“Walk into any coffee house in this city and you see more and more people enjoying an iPad break with their favourite beverage,” noted Province Editor-in-chief Wayne Moriarty.
“We want The Province app to be the news destination of choice for that audience.”
Some of the features announced Tuesday have never been seen before in a newspaper application, said Steve Buors, Postmedia Network’s vice-president of digital media strategy and operations.
But Buors, who led the project, is also quick to point out that the papers — metro dailies with the Postmedia chain — aren’t forgetting their roots.
“The look and feel is very much like a newspaper — it’s comfortable,” he said, showing how each app uses the same typeface as its paper’s print edition. “But it integrates a lot of the best things about the web, like photo galleries and social interaction.”
“The Province iPad app is really the best of both worlds for our readers,” says Mobile Editor Carey Gillette. “You get the top stories from the newspaper and regular favourites like Georgia Nicols’ astrology and our wall-to-wall Canucks coverage, combined with breaking news and photo galleries from theprovince.com.
“Of course, you’ll have to clean the fingerprints off your iPad screen a lot more often because there are so many great stories and features to flip through.”
For some readers, the apps, which will be updated several times a day, will evoke memories of a time when newspapers printed multiple editions throughout the day.
“This isn’t the newspaper on an iPad, this is an iPad edition with content tailored to take advantage of the technology,” said Scott Anderson, Postmedia’s senior vice-president of content.
The apps are also a way for Postmedia to attract a new demographic — people who don’t read the daily print editions — as the company continues to move forward into the digital world, said Malcolm Kirk, executive vice-president of digital media.
“Products like the iPad and smartphones allow you to target new audiences,” he said. “But it’s also a symbol and a way to highlight the kind of innovative technology and compelling content our company is producing. We are more now than just a printed edition of your daily newspaper.”
Combining the new platform with the trusted medium came pretty naturally, Kirk said.
“The iPad really offers a strong visual experience, which the newspaper lends itself very, very effectively to,” he said. “I think many people will tell you reading a newspaper is an enjoyable thing. So, now we’re offering that through a new platform.”
A team of marketers, developers and content experts worked on the apps for several months, integrating some features they’ve never seen in other newspapers’ apps, such as real-time commenting.
When a reader uses the app to comment on a story, that comment is also updated on the website, Buors explained.

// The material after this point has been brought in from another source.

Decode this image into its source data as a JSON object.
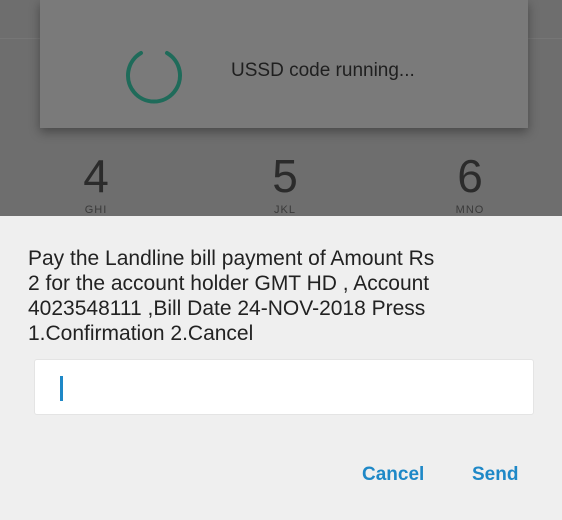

The reverse is also true, so a person reading the paper through the app is immediately able to see comments posted online.
“So, not only are you enjoying a newspaper-like experience, but you can have a conversation with the other people reading the story.”
Another innovative feature, which Postmedia calls “popular stories around me,” allows a reader to see which articles are most popular in their community — not just those that are most read on the website by readers around the world.
The popularity is presented in heat map form, showing the reader what content is being read where.
And, out of the gate, readers like the feature.
“I actually find it pretty cool that I can see what people in my city are interested in — helps me find the interesting stories a lot easier,” a reviewer said about the Saskatoon StarPhoenix app.
The apps are sponsored, meaning readers can download them at no cost. The advertisements are integrated into the pages, like in the pages of a newspaper’s print edition.
“It’s really the comfort of your newspaper meets the power and versatility of the web,” Buors said
Read more: http://www.canada.com/technology/Postmedia+newspapers+innovate+with+iPad+editions/3940472/story.html#ixzz17Uk9VXoJ